Te Ārai Dunes
Size: 48 hectares
Te Ārai Dunes biodiversity focus area extends along the sand dunes on Tāmaki Makaurau / Auckland’s north-east coast from the regional boundary on Te Ārai beach to Poutawa Stream on Pākiri Beach, excluding Te Ārai headland.
This biodiversity focus area includes reserves administered by both the Department of Conservation and Auckland Council.
Te Ārai Dunes biodiversity focus area includes one of the largest active sand dune ecosystems (DN2) remaining in Tāmaki Makaurau. It adjoins the Pākiri Dunes biodiversity focus area to the south which continues on down this stretch of coastline.
Natural sand dune ecosystems are considered to be a national priority for protection due to the extensive modification of sand dunes around the country for coastal development and agriculture. Active sand dunes such as the Te Ārai Dunes have a regional threat ranking of Endangered.

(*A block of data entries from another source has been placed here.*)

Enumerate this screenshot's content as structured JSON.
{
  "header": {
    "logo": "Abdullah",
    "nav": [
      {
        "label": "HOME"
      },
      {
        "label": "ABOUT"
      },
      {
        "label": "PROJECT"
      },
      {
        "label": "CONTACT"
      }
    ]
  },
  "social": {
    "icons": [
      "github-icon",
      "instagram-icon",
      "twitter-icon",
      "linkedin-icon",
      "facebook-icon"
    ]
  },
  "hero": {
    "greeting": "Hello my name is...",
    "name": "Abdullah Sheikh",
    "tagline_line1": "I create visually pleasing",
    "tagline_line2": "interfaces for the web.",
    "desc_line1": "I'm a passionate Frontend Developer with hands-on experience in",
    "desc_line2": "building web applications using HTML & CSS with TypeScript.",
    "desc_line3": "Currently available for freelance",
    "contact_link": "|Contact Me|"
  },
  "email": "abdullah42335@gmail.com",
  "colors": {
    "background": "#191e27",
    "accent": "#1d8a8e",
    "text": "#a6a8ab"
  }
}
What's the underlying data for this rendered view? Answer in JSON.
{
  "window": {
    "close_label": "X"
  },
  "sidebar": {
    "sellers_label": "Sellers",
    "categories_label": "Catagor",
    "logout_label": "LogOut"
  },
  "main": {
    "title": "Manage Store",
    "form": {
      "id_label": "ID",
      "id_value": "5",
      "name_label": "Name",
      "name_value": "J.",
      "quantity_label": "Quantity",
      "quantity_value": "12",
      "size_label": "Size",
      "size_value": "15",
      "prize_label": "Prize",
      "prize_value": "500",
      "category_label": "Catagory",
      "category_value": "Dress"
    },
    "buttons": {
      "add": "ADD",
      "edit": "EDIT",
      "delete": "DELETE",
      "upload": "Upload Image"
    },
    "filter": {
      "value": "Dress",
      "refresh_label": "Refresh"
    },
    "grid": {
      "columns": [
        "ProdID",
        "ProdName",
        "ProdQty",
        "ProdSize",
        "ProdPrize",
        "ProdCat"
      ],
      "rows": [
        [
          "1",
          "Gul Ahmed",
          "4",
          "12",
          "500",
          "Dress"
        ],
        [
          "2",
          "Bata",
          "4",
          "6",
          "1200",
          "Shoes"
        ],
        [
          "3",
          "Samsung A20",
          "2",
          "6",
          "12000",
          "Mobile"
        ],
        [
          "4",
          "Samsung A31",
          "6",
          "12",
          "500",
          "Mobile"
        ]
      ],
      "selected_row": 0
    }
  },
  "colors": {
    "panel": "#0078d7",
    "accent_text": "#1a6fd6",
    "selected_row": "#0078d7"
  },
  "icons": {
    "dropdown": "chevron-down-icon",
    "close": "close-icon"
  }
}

Plant communities on active dunes are exposed to constant wind-blown sand and salt spray. Spinifex, a native sand-binding species, is the dominant species on the seaward face of the dunes, with large patches of shore bindweed and localised patches of pīngao.
Pohuehue and knobby club-rush are common on the inland side of the dune. There are also small freshwater seepages and a perched wetland in a seepage area with an interesting assemblage of vegetation.
The dunes and foreshore provide important habitat for threatened and common native bird species including:
- tūturiwhatu (New Zealand dotterel)
- tōrea pango (variable oystercatcher)
- taranui (Caspian tern).
Te Ārai and Pākiri beaches are some of only a few of the sites where tara iti (New Zealand fairy tern) nest. This species is highly threatened with extinction and is classified as Threatened – Nationally Critical.
Native skinks are found in the dunes, as well as a black morph of the katipo spider - another species considered to be at risk of extinction.